My friend C is, like me, a writer, a parent and a librarian. We’ve talked sometimes about not wanting to be pigeonholed as women who write about children—about struggling to balance the importance of parenting with wanting to be seen as more than, or at least other than, mothers.
When I tell her that I’m writing this piece, she says, ‘Well, what have you been reading?’ and I say, ‘Children’s books, mostly.’ Schools are shut because of the lockdown, and I’ve been teaching O to read. Plus my anxiety meds are giving me fatigue, and I don’t have any energy left over for my own reading. ‘That’s a shame,’ C says. ‘You’ll miss your chance to show off some literary cred.’
She’s at least half-joking, but I still spend too long afterwards worrying that she’s right.
I’m re-reading Khalid Warsame’s piece for this column, published in June 2019. It’s one I return to often. He writes about curating the books ‘strewn about [his] dining table and couch’ in preparation for a friend’s visit:
We all want to be known in very specific ways, and this instinctive urge to attach specific meaning to books as objects is one that is difficult to shake. The very real problem of literature is that it becomes grotesque when the act of reading becomes indistinguishable from a version of living that is mediated through the act of consumption.
Literate why? Literacy is undeniably linked to power, autonomy, class mobility. Freedom, even. Books, as objects, can also be indexed to different kinds of capital, including cultural and social capital, and perhaps this is what my manager is talking about when she derides ‘culture bunnies’. Perhaps she’s tired of a certain kind of capitalist exchange getting in the way of how she’s trying to help people.
The theme of O’s homework this week is money. Make a shop, create an ad, count change. An idea: Play Monopoly with your family!
I’ve been teaching O how to ‘read’ ads since he first began to talk. We’d be waiting for a tram and I’d point at a poster on the side of the tram stop, sounding like a tinfoil-hat-wearing old man: Look. What are they trying to sell you?
I think being financially literate is important, I think that being able to understand how to count change and how capitalism works is important, but when I see that O is expected to set up a shop, my jaw aches. I’m tired, and soon the JobSeeker rate will be dropped again, and I want a world and an economy that values care work and that values art, that values my work, and the last time I tried to play Monopoly, which was only in January, it made me feel so hollowed out and depressed that I had to stop playing mid-game so I didn’t cry in front of my friends. I’d like to help O to learn about the world, just for a little while, without having to help him cut out paper bank notes.
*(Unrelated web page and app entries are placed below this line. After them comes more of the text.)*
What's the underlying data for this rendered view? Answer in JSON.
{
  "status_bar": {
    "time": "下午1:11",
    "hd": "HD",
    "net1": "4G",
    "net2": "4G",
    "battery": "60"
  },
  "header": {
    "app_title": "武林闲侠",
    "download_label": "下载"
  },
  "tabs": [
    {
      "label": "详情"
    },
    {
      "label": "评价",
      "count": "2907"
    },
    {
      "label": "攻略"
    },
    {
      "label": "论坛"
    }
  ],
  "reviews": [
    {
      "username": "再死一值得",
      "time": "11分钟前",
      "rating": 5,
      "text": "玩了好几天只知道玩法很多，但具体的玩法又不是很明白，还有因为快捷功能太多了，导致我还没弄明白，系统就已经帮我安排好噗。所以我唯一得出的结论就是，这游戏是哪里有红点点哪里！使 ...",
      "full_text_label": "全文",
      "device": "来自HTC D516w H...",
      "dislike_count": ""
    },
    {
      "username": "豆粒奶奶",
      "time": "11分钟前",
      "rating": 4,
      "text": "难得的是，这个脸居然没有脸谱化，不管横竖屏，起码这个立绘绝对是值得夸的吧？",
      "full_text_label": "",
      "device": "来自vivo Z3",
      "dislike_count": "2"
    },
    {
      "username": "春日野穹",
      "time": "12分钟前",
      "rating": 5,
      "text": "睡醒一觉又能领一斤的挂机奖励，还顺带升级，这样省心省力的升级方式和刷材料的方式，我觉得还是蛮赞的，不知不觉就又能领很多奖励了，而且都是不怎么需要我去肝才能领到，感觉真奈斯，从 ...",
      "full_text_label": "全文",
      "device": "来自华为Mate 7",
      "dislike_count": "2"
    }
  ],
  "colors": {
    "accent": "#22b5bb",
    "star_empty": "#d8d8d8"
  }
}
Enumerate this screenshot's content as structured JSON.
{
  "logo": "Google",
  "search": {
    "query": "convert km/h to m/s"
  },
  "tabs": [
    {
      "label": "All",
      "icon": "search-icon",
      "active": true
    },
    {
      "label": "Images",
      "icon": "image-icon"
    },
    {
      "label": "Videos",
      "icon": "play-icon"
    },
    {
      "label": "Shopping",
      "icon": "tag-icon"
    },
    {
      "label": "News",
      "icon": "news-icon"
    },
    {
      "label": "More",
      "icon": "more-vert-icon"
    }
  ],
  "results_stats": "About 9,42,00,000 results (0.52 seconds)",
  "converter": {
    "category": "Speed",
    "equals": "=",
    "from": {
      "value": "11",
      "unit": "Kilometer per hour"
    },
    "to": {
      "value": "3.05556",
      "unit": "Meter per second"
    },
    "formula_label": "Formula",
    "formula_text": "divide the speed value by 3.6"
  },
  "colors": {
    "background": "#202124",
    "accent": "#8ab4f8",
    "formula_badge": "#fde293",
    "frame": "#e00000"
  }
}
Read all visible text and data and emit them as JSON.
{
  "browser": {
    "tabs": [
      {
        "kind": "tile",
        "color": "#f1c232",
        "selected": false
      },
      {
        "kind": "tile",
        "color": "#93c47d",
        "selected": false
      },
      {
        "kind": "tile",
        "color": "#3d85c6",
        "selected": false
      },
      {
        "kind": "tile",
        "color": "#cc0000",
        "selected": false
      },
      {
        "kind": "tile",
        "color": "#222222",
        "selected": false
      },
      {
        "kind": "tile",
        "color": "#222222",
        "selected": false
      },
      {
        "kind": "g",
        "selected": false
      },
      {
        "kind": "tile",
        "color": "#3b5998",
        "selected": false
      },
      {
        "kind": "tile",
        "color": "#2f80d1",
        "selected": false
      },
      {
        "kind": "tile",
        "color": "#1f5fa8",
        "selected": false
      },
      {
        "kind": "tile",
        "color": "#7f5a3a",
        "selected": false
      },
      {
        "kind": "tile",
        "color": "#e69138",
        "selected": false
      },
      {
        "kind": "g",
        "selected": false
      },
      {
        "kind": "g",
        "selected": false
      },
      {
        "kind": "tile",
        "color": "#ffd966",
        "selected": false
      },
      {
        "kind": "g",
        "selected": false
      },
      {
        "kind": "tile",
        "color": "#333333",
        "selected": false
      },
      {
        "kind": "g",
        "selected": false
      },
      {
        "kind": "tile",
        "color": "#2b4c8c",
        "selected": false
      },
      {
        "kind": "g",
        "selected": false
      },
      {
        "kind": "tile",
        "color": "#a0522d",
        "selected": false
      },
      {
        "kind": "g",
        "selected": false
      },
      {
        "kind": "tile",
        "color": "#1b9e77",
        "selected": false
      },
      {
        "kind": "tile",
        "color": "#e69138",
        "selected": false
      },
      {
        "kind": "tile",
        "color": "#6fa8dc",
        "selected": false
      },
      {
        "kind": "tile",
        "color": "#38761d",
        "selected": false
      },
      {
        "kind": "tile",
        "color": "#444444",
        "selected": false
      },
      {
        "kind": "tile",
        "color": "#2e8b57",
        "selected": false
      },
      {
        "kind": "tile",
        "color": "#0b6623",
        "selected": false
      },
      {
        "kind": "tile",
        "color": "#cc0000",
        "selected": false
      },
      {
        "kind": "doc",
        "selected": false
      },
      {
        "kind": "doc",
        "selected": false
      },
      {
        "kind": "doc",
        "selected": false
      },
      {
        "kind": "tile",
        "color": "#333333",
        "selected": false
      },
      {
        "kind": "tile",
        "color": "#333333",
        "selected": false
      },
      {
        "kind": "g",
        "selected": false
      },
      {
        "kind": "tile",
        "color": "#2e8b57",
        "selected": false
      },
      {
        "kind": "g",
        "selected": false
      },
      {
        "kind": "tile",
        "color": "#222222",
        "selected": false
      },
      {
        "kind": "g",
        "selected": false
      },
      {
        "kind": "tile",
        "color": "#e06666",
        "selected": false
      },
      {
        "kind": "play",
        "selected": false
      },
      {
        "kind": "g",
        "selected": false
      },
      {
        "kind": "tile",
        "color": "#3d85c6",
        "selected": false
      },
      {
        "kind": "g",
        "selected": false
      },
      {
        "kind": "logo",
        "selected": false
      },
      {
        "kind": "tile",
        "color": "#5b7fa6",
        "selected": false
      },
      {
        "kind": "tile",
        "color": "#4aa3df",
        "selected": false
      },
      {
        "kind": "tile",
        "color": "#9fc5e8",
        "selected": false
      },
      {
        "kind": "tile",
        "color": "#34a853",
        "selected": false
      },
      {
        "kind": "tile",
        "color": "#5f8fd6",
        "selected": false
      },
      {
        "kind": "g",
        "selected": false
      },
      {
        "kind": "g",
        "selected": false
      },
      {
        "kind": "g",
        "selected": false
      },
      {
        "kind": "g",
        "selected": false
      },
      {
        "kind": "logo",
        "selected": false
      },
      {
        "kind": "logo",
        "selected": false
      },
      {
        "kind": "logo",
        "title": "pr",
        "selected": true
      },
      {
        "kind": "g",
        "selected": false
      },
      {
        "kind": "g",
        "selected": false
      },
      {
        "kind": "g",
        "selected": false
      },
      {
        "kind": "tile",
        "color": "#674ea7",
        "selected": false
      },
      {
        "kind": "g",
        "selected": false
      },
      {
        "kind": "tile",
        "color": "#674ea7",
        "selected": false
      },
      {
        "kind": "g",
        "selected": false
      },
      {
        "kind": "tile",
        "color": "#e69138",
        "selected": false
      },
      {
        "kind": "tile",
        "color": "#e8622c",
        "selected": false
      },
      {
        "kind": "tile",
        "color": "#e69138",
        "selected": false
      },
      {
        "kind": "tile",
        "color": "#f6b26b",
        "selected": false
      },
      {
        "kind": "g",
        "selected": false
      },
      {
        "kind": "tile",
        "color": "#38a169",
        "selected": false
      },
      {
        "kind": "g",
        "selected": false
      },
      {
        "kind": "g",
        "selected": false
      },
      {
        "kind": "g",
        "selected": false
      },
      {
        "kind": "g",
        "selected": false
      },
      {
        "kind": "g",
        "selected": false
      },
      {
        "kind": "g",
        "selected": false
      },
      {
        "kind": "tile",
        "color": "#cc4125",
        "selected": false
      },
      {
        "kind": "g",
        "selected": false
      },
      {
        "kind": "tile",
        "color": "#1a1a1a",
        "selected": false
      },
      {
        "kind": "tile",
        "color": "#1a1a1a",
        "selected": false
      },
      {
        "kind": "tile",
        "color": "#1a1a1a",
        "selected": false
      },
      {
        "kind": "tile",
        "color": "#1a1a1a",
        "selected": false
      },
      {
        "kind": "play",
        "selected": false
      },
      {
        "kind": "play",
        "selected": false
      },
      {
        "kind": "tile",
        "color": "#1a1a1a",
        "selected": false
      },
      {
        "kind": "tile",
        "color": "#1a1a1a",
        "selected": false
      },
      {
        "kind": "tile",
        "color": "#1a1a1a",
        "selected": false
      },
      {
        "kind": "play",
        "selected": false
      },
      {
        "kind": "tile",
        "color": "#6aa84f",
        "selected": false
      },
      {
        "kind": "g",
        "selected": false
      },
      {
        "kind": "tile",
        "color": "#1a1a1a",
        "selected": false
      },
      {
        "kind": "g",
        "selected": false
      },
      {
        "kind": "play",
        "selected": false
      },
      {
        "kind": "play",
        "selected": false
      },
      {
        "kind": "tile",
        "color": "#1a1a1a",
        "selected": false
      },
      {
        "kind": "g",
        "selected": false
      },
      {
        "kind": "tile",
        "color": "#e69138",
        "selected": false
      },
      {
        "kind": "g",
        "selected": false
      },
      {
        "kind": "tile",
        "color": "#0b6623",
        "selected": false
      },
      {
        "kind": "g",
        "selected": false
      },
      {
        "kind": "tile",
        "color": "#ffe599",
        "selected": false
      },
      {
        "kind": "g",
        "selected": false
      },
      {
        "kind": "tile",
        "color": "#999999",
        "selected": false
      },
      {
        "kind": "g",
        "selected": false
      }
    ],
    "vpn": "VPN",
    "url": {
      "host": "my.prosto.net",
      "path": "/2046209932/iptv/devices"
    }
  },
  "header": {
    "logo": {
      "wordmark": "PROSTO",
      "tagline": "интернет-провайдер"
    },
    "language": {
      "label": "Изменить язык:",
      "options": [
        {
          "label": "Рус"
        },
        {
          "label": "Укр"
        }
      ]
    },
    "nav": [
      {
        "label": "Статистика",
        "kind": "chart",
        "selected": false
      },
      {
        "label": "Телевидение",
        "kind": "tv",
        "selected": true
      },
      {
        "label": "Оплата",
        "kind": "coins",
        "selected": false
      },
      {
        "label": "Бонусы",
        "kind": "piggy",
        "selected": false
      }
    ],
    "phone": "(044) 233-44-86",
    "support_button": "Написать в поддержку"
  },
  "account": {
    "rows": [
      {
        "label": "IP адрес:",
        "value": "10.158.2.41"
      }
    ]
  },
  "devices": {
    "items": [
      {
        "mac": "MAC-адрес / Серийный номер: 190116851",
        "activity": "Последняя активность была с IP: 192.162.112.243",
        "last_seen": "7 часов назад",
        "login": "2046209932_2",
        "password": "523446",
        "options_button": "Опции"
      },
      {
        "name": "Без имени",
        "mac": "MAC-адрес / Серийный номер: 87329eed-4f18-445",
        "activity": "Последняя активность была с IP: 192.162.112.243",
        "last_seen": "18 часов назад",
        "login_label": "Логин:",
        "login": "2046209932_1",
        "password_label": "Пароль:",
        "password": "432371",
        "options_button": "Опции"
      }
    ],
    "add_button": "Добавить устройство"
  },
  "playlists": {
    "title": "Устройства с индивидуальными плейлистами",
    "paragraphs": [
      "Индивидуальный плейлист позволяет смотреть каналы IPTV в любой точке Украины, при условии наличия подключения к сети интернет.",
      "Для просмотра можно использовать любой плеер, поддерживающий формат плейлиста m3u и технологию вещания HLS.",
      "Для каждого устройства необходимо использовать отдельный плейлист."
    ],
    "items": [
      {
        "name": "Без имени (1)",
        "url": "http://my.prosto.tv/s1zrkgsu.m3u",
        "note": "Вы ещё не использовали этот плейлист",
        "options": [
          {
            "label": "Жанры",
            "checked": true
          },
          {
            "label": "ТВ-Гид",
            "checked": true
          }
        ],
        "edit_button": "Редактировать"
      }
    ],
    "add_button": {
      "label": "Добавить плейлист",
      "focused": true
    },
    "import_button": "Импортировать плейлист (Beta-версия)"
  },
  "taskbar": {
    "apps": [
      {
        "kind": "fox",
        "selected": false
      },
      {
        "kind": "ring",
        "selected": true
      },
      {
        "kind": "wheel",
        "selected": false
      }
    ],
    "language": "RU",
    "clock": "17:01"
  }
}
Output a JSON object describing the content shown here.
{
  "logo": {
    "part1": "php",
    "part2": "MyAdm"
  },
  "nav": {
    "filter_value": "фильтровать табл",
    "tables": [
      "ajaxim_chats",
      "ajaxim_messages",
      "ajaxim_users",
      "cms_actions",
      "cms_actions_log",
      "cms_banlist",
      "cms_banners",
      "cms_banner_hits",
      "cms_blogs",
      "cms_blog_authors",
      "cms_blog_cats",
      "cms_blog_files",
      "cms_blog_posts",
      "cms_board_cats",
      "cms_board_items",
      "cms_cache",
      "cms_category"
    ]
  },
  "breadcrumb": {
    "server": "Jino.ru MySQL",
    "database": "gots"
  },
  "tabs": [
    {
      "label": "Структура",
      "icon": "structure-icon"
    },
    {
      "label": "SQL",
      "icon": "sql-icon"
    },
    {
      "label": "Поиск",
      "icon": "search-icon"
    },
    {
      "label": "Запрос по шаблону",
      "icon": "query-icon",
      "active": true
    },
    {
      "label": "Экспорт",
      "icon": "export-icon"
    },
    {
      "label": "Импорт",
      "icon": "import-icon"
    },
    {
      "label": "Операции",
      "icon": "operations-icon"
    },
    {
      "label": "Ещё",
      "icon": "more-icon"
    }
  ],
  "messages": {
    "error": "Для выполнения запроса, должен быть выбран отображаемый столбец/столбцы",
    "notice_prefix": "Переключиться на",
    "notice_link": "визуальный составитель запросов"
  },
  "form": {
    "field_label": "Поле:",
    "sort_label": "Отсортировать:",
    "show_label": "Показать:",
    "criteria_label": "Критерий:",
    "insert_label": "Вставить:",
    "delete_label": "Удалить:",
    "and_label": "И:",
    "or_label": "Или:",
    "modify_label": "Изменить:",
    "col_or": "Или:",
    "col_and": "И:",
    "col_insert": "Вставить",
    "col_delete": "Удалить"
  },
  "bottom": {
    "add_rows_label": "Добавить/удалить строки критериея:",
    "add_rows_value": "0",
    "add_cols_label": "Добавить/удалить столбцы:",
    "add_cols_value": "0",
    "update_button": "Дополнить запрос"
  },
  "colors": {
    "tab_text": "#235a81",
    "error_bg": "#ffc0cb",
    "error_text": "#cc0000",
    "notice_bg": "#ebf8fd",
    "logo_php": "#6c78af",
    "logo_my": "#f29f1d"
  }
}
While I cut out his paper bank notes, O sets up his shop. He clears the table and carefully sets out piles of books: picture books, some junior fiction, some encyclopedias, some of my books and some of my partner’s books.
‘It’s a bookshop. Would you like to be my customer?’
‘What kind of book would you like to buy?’
‘Um. Well, I have a six-year-old who likes to read. He likes funny books, but he also likes books that teach him facts. Do you have any that you would recommend?’
‘Oh, yes! I have so many that he’ll like. Let me start with these…’
He has a lot of favourite books, and he’s able to tell me why he loves each of them so much. My jaw starts to unclench. I buy twenty books for sixty cents, total, and he gives me the perfect change.
Caitlin McGregor is a writer, editor and critic based in Central Victoria, on the land of the Dja Dja Wurrung people. She is donating her payment for this piece to the Indigenous Literacy Foundation, and encourages you to donate too at https://www.indigenousliteracyfoundation.org.au/